* _WORK REQUEST_:
Pick out all lines of the entries that include the word "display" and copy them.
[DATA EXTRACT Boundary: Start]
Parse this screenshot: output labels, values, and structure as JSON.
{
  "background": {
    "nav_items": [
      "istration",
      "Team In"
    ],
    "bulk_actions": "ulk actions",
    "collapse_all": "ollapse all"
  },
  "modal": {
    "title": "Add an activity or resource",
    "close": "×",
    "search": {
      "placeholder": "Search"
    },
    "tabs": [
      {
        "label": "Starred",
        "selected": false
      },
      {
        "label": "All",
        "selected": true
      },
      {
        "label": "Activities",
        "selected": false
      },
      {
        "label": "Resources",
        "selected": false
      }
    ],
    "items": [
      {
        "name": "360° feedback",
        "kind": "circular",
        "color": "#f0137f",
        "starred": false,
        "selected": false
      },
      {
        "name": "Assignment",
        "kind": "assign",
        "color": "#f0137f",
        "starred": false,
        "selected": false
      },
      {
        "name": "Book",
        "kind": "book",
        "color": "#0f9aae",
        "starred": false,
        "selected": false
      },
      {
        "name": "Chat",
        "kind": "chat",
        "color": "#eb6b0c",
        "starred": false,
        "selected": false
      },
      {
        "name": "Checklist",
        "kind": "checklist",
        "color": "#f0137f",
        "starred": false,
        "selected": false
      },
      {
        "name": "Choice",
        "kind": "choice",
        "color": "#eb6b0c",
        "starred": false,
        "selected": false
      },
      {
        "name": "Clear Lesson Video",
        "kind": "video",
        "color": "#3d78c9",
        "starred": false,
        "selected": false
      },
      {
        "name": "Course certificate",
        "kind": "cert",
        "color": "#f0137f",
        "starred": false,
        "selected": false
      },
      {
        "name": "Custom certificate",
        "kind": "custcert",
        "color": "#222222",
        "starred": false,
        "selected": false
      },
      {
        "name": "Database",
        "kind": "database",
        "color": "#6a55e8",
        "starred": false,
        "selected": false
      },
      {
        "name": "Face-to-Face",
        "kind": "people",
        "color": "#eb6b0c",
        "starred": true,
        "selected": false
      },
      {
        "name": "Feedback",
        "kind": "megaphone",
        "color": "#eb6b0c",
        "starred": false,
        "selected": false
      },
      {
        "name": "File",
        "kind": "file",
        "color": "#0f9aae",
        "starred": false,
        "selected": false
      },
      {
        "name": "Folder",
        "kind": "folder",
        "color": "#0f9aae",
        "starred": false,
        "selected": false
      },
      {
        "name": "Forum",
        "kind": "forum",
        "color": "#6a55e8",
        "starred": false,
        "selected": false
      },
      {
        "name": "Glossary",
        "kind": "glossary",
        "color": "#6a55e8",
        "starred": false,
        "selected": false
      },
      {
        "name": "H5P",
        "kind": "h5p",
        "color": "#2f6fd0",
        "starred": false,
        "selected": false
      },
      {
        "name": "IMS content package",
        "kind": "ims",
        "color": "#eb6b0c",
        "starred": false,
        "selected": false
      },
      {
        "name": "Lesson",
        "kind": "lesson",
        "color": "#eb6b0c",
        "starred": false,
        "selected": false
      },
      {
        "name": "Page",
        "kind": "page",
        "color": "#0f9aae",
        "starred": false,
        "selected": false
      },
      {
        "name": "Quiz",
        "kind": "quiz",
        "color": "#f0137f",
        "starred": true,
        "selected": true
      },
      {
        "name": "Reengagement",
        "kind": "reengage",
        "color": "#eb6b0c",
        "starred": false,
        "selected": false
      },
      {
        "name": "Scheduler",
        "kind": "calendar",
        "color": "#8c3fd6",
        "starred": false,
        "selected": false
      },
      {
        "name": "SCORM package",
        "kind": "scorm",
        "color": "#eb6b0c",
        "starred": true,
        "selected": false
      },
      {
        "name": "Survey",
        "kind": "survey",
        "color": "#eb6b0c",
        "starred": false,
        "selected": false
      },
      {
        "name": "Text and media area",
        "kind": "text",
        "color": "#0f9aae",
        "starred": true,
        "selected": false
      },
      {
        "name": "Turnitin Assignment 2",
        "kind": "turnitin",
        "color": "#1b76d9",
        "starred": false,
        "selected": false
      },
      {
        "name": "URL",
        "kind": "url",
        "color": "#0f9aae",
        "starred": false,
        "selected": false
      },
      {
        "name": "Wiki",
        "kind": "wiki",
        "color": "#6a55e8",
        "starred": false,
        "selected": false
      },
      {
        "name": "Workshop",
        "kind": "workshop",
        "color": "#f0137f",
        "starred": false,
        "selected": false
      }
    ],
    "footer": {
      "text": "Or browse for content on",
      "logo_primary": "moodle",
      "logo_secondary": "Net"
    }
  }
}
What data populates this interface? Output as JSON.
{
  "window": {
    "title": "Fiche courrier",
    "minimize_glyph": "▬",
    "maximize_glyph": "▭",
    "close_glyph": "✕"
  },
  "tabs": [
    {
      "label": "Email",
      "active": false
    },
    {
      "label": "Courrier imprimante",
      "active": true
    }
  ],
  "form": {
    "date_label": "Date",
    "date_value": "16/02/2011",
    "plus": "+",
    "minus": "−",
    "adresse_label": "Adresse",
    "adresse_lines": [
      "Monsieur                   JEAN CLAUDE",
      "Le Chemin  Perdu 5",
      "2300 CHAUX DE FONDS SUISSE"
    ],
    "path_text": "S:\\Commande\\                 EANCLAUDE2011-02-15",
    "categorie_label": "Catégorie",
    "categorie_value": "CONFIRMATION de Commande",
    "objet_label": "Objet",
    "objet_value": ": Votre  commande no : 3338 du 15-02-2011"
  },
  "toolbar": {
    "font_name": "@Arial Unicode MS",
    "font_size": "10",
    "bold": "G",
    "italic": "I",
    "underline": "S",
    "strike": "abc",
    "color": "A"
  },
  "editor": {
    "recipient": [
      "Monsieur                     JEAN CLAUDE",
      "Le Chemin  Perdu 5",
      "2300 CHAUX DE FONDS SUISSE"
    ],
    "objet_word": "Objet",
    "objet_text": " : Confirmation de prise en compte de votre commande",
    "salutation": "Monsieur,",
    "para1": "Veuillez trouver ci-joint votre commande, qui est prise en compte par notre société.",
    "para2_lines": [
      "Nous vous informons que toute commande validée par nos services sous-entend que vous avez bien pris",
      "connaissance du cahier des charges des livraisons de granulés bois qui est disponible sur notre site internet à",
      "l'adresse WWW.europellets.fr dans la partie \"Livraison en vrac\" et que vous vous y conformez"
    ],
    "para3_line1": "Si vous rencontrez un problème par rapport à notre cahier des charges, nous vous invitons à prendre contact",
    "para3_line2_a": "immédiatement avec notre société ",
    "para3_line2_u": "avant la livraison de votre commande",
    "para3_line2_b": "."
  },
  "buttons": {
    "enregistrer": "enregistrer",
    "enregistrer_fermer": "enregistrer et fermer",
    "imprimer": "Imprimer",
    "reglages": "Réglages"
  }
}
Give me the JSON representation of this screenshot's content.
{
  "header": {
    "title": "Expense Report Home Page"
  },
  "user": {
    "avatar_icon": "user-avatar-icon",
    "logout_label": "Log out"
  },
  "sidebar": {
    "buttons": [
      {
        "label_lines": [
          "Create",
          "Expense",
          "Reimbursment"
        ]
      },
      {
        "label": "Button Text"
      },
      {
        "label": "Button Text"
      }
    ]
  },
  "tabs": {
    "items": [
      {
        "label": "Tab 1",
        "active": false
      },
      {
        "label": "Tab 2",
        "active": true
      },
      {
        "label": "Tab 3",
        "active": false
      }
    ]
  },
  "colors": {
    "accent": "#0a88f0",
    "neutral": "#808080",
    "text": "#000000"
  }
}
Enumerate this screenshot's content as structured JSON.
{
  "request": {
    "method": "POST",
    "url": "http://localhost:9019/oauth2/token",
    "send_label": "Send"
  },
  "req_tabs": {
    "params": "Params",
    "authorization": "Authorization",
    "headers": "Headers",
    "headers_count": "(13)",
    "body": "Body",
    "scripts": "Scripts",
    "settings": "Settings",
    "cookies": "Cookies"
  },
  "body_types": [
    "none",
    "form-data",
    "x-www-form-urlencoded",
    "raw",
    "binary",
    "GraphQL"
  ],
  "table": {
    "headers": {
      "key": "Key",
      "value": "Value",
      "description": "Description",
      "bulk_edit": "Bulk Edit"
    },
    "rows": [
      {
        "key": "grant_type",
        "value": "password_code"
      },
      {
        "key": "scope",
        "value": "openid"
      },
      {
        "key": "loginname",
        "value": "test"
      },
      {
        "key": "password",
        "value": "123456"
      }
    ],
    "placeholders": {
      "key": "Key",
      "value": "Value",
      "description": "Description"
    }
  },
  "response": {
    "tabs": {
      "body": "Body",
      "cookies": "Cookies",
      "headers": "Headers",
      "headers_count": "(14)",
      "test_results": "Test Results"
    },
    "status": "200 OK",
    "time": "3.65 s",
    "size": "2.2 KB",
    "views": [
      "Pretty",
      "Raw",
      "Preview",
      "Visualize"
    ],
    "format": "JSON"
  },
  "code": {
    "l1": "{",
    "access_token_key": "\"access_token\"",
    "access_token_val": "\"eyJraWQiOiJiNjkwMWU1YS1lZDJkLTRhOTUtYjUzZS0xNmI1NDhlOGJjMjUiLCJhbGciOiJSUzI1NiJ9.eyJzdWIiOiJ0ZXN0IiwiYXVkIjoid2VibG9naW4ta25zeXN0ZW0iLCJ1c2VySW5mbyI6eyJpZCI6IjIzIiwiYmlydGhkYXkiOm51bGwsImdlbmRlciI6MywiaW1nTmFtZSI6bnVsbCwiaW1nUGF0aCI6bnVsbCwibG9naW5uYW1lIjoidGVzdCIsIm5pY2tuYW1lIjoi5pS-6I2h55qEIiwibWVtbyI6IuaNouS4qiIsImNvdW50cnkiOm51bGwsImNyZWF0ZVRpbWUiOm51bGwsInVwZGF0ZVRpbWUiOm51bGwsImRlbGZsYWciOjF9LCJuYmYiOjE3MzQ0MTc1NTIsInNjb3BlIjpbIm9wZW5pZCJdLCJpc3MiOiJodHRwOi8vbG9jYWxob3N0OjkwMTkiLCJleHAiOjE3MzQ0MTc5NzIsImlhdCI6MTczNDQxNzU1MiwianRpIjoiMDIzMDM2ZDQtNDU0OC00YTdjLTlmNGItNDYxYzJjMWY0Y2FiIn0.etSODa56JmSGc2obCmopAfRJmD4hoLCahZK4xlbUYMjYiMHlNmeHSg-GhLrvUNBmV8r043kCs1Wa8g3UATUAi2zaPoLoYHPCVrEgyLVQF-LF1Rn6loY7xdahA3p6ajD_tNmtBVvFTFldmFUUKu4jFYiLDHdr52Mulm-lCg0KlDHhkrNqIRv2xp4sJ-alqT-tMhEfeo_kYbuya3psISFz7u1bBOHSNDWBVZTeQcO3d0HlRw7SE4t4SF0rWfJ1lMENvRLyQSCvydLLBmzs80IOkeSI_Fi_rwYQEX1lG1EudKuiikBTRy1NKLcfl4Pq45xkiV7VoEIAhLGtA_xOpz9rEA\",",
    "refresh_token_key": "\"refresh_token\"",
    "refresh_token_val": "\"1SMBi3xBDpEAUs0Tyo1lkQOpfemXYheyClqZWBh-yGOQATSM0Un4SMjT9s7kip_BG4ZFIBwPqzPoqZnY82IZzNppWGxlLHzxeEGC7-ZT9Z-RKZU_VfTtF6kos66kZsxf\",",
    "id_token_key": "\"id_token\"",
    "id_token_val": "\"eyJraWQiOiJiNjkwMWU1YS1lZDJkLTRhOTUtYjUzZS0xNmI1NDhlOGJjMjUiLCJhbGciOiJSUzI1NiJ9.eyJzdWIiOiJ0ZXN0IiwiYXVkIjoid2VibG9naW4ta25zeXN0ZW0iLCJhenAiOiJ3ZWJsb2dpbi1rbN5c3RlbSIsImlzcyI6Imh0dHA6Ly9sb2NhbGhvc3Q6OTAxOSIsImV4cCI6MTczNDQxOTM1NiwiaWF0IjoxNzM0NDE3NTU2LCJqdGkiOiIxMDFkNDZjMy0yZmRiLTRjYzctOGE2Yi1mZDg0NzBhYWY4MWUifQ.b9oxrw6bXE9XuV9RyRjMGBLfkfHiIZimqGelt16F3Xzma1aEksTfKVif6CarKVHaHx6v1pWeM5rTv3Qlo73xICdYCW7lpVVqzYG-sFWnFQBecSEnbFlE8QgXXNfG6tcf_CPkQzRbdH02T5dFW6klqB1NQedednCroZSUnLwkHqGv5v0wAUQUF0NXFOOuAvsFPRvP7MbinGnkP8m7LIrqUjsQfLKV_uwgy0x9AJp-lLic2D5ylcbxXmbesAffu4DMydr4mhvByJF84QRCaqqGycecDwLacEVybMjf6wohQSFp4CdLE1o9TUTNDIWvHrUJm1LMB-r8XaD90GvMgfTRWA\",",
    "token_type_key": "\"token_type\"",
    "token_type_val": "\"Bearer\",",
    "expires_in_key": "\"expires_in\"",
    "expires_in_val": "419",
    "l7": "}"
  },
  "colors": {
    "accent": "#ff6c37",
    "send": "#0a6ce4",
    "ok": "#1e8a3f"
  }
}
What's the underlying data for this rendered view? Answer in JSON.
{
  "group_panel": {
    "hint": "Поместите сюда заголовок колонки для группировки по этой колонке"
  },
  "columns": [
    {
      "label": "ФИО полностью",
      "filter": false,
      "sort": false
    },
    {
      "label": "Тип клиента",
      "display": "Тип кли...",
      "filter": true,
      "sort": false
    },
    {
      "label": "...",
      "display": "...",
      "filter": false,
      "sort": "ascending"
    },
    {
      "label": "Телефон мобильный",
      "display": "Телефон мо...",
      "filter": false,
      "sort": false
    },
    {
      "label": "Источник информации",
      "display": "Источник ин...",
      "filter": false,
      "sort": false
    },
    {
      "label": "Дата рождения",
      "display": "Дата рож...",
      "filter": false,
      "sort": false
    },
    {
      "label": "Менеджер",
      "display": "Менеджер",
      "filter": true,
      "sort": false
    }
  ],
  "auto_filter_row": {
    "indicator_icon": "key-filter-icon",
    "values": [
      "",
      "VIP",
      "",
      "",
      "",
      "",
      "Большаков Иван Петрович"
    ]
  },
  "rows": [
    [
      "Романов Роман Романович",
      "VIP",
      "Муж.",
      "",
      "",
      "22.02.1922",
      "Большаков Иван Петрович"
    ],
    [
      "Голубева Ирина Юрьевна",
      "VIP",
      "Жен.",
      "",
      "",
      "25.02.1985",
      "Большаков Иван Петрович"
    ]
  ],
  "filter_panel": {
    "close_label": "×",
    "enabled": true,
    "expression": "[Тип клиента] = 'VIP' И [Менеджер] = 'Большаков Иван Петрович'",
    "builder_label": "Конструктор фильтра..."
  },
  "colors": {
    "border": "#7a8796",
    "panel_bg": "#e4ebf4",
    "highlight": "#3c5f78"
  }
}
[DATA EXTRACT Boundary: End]
* _REPLY_:
      "display": "Тип кли...",
      "display": "...",
      "display": "Телефон мо...",
      "display": "Источник ин...",
      "display": "Дата рож...",
      "display": "Менеджер",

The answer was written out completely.